The atonement is occurring in the Incarnation, and penultimately in the death of Christ & ultimately in the resurrection. [cf. 1 Cor 15:14] The Cross reveals what was always taking place in the Incarnation…or something like that.
[sidenote: One of my criticisms of “Locating Atonement” was the absence of a dedicated section on the incarnation]
As Reader Irenaeus puts it,
“Christ identifies fully with humanity through the incarnation. He stands in solidarity with us from birth to death. The atonement does not begin or end with the Cross. Christ’s reconciling work is initiated throughout his life and ministry, declaring that God’s table is open to fellowship for all who will come (even before the Cross) and that forgiveness, healing, and deliverance (not just provisionally pending his death but actually as we come) are available to all who believe.”
Similarly Dr. Kharalambos Anstall writes,

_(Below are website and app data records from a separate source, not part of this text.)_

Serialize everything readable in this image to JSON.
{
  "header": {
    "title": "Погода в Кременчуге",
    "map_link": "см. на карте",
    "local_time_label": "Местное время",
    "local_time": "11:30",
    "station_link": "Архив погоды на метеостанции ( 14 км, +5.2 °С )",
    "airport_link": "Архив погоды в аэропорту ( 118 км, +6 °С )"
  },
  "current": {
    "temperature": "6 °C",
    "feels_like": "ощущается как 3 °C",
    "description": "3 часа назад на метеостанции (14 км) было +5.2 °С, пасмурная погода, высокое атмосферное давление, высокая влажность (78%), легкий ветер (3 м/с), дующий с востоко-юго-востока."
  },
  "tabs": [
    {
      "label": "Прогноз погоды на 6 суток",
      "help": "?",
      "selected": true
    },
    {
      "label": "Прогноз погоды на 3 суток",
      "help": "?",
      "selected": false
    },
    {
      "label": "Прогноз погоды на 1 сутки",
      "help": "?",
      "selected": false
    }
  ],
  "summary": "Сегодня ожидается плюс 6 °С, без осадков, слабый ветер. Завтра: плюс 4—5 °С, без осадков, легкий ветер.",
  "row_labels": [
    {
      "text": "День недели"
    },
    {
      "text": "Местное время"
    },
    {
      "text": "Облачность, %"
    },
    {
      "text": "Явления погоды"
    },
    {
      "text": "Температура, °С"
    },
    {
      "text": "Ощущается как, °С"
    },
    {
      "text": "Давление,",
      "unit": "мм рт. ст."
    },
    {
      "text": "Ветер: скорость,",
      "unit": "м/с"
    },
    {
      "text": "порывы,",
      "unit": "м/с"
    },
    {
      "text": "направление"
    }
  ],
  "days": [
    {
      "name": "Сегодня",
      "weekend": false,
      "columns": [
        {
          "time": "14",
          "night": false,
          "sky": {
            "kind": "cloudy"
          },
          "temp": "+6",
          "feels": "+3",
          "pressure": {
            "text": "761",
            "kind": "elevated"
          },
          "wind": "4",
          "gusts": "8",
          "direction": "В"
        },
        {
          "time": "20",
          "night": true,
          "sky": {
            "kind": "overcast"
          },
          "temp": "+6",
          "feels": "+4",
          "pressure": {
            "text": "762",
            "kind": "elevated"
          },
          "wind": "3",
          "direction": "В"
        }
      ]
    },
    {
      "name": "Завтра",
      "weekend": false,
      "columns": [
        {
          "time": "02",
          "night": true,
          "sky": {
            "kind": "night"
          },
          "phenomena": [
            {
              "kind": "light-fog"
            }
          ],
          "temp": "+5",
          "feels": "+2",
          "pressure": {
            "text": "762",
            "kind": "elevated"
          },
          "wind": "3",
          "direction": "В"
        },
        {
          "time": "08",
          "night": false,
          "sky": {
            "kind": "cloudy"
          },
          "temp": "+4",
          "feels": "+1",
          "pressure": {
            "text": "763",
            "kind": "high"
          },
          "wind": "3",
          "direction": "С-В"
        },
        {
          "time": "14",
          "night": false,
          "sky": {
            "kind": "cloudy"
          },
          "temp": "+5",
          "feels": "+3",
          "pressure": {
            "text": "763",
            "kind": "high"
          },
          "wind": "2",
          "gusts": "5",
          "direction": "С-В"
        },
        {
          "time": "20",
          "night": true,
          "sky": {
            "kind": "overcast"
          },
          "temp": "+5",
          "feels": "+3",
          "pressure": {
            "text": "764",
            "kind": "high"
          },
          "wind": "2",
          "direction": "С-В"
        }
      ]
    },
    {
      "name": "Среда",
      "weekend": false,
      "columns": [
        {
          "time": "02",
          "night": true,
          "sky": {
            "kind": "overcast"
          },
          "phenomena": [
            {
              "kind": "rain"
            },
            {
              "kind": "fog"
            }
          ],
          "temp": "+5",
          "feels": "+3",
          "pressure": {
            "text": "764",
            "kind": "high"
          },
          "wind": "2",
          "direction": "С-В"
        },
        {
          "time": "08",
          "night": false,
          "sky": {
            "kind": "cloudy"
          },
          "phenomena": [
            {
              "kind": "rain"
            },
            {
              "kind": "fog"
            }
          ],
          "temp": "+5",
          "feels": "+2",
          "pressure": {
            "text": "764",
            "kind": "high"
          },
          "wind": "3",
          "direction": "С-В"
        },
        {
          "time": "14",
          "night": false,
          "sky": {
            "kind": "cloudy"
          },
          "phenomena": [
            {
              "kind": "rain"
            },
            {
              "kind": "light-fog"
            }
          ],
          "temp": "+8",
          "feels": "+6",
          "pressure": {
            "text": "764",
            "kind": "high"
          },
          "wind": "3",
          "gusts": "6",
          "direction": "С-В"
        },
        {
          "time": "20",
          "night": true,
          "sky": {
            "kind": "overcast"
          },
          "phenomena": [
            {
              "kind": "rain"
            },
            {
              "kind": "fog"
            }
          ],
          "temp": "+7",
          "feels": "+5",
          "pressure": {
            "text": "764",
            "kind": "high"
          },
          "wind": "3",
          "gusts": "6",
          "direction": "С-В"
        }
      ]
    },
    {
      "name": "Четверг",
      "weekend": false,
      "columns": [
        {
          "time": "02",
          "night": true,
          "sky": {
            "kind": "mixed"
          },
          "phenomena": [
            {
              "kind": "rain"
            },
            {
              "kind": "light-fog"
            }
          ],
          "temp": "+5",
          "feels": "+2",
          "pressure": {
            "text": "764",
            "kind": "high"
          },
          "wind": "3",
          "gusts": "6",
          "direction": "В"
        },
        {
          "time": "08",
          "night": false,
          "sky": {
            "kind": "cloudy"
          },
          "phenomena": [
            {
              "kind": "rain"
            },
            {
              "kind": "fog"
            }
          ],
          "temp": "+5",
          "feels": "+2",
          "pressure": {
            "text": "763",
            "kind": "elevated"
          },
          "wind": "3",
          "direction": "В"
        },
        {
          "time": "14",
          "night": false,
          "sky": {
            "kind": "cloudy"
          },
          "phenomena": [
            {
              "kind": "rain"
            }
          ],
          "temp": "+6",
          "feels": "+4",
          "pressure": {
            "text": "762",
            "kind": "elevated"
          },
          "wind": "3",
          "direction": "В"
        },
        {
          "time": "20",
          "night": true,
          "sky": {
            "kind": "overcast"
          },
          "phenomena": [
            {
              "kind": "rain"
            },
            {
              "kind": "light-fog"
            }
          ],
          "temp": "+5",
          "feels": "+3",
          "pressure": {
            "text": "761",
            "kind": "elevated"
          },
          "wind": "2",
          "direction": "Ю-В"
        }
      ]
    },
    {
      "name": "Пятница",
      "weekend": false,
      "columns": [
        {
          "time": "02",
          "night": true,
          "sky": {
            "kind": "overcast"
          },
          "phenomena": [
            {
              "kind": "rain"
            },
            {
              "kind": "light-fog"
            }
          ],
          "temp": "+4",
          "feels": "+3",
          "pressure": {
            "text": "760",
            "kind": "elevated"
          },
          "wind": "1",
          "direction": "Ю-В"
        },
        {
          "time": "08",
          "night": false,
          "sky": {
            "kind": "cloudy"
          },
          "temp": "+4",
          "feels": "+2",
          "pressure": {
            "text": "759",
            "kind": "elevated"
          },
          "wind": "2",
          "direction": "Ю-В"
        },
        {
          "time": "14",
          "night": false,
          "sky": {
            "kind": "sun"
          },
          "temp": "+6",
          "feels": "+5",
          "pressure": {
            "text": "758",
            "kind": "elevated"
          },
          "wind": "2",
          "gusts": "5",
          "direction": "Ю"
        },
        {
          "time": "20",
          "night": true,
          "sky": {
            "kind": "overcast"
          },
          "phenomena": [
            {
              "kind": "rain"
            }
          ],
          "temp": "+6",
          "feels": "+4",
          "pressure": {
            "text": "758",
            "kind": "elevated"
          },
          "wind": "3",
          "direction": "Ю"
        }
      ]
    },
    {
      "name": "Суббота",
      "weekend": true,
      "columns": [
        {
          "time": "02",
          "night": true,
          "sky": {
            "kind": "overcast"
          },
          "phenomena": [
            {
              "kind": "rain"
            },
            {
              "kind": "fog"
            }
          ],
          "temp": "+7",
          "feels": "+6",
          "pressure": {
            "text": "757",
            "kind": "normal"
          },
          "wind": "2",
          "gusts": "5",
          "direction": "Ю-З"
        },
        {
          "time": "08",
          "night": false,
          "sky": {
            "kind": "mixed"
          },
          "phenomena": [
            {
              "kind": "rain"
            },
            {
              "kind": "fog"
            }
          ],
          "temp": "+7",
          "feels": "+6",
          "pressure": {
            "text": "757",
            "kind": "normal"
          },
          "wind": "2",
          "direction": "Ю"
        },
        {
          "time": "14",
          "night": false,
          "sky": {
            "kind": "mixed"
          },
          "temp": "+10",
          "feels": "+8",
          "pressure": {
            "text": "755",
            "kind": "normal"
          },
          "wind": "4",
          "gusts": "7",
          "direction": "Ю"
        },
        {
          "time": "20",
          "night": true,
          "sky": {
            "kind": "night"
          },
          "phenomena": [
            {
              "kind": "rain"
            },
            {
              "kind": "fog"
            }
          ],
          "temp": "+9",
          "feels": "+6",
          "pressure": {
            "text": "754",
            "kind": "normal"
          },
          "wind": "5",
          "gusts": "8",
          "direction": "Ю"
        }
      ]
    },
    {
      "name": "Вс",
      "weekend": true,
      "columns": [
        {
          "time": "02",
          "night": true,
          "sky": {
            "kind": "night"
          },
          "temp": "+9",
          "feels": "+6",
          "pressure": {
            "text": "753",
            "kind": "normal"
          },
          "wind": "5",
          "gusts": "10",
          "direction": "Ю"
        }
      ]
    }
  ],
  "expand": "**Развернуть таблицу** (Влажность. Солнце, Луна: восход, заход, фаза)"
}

“‘The Word became flesh’-The dark shadow of death is driven away by a new effulgence of uncreated light. All of creation, formerly submerged since the Fall in a black slough of despondence, rouses and shakes itself in the warmth and golden illumination of a new beginning- a virtual regeneration of life through loving communion with God….
Only by His incarnation as the second Person of the Holy Trinity, wherein He “put on the flesh” of humanity while still God, could he overcome human mortality, defeating death by (His) death in a single, magnificent display of co-suffering love. In Christ, the Expected One has come, the Anointed One, the Messiah of Israel: “the Word made flesh” , Word who, in the beginning, “was with God and was God.” And, through His glorious Resurrection, He extended the potential for eternal life to all of humanity.”
Dr. Ben Myers explains this VERY well in this video: